Drazen Pantic on Fri, 10 Mar 2000 16:44:33 +0100 (CET)

[Date Prev] [Date Next] [Thread Prev] [Thread Next] [Date Index] [Thread Index]

[Nettime-bold] Open Source Streaming Alliance

Open Source Streaming Alliance - Now!

Streaming on the Net has started to be almost the necessity of
any Internet savvy organization -- imperative is to send, and
even better stream, as much audio and video content as
possible. The full agenda is to send a rich multimedia content
and reach the global audience, delivering a message through a
clear sound or crisp video, of course with the minimal cost.

The distributed set of audio/video streaming servers world
wide, exchanging streams through multicast and splitting
technology could provide a public domain channel for non for
profit and non wealthy organizations and individuals a
necessary channel for effective and global streaming, without
interruptions and "net congestion" errors. Idea is very simple:
when a user requests a content from one of the servers in the
network, he/she gets redirected to the closest server relative
to the Internet bandwidth topography. So, if a user from New
York wants to listen to radio from Belgrade, he gets seamlessly
connected to a server in US, which on the other side requests a
stream from server in Amsterdam, being provided by one stream
from Belgrade. In that way, multiple users from US do not
create multiple connections to the low bandwidth server behind
the infrastructural terror in Serbia. Examples are numerous,
but the basic idea is clear, generate as less redundant traffic
protocol for streaming, and enable low bandwidth environments
to rely on solidarity in streaming from the better situated
sites. That will create a diversity of content, and enable
global accessibility for all voices.

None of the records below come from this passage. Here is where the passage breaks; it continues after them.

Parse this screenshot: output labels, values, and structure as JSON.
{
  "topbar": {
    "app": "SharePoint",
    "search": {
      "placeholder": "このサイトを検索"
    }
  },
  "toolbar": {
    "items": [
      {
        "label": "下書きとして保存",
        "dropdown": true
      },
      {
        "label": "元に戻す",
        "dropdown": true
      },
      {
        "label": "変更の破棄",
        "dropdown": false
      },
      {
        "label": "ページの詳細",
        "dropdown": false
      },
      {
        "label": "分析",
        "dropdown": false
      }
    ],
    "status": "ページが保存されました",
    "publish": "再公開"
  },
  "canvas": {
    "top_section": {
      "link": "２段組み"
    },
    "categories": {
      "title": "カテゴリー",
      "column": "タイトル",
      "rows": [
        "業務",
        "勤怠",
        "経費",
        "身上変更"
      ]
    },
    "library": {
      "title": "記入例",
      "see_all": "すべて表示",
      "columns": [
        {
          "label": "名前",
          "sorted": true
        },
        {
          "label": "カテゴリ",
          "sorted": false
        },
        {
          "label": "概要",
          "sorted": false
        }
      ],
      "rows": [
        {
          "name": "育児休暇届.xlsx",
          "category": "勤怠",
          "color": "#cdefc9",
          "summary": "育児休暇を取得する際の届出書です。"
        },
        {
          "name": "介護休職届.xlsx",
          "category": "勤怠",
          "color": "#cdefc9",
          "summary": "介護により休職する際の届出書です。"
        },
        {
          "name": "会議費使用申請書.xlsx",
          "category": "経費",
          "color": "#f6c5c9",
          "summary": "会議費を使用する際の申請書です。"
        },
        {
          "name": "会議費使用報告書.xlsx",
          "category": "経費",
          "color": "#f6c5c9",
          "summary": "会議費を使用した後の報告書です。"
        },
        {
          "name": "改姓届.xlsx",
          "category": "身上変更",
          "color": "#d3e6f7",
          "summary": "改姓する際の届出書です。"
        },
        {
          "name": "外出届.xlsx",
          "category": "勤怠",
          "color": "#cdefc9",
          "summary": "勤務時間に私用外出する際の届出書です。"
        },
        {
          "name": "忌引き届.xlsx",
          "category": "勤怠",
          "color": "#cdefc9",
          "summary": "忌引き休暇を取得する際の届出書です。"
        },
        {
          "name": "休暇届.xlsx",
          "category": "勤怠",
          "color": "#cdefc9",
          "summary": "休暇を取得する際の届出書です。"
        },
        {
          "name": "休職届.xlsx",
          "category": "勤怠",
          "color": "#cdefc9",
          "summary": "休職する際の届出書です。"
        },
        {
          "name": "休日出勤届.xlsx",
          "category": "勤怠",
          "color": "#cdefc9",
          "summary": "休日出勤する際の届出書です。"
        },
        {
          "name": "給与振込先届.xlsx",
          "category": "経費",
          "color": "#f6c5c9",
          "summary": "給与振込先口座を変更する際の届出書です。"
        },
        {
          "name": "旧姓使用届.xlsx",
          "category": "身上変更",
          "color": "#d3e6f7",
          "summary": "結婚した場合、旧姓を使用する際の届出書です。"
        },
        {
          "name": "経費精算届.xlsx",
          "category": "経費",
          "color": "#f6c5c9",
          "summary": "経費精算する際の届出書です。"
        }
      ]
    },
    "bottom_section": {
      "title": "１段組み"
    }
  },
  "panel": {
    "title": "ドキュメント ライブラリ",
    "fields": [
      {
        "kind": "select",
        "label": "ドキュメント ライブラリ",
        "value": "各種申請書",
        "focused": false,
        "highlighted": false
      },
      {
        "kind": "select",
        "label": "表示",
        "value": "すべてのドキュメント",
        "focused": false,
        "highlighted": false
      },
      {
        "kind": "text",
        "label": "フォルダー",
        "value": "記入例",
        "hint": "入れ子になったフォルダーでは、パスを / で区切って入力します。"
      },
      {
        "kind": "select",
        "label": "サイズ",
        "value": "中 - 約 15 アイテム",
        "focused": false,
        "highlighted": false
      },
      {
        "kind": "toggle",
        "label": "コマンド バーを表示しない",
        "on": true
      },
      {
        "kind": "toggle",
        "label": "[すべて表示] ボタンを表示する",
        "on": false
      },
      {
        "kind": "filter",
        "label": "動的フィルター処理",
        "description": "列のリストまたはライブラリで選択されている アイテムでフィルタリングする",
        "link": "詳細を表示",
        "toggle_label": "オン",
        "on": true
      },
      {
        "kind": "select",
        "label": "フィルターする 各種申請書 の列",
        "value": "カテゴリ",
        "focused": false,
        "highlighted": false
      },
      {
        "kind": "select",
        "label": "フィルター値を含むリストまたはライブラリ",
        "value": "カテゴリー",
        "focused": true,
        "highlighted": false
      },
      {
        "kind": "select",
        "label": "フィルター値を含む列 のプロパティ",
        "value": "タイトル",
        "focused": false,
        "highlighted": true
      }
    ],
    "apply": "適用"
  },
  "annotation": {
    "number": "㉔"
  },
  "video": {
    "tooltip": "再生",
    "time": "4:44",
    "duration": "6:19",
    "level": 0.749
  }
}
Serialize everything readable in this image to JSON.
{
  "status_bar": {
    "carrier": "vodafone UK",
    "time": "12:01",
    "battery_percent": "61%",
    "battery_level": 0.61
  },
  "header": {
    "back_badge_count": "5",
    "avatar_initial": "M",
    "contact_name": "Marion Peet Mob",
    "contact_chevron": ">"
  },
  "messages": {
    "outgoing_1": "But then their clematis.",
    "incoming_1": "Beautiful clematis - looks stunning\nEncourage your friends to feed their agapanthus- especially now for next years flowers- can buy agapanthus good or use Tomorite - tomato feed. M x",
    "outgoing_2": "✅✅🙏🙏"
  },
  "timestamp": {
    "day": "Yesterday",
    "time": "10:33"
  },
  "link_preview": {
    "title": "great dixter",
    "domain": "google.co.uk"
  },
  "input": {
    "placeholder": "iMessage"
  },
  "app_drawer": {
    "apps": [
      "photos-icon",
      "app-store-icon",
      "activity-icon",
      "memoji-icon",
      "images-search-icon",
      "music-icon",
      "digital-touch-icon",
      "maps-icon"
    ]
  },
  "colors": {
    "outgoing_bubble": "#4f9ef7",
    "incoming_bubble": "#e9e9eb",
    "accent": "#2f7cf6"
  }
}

The technical part of the idea is already implemented in real
Network's Real Broadcast Network, bringing together a set of
distributed RealMedia servers and major global telco providers.
Implementation functions very well on the pure technical level,
but...it relies on the Real Media standard, specifications and
details are patented by Real Network, hence unknown to the rest
of the world. In their promo text RN states "Our sophisticated
network technology and management ensures high-quality and
reliability, allowing you to focus on what's important-your
site and its content",[1]. The meaning is that user(s)
worldwide should be relieved from the boring questions letting
The One And Only Broadcaster to deliver their content,
regardless of the method and the cost. What brings us to the
second painful point of RBN -- the cost. Without further
elaboration, I will just cite the RBN's "Special Offer" page,
[2], starting with: "Enjoy worry-free Webcasting from RBN for
as little as $9,995."

The alternative solution, at least in delivering audio content
is available and not very difficult to conceptualize. MP3
standard has reached incredible popularity, combining the
quality of sound and open source approach. Collective
intelligence of code creators worldwide, has produced numerous
tools: encoders, rippers, and streaming servers - mostly like
freeware software, available to everybody free of charge.
Moreover, open source standard has put MP3 in a perfect
position of total platform independence; any machine that has a
computer chip can play a MP3 file: from PalmPilots to
mainframes through stand alone devices. Servers are also
available, look for example [3] or [4].

On the infrastructural side, things look also very good. The
number of non for profit groups and individuals world-wide have
established Internet servers with significant - or more precise
with sufficient bandwidth - to create a mighty network of
streaming servers. (For global distribution of the Internet
bandwidth and traffic, see [5].)

So, there is just one step needed: the will and awareness for
creation of the flexible and global network of distributed MP3
streaming servers. The servers might just agree to exchange
streams, and establish a protocol for redirection of users. Al
elements are here, available now, and it looks appealing to
enable a guerilla radio from who_know_where to be as loud on
the Net as it could be. Doesn't it?

[1] http://www.realnetworks.com/rbn/about.html
[2] http://www.realnetworks.com/rbn/promos.html
[3] http://icecast.org
[4] http://www.shoutcast.com
[5] http://www.internettrafficreport.com

Nettime-bold mailing list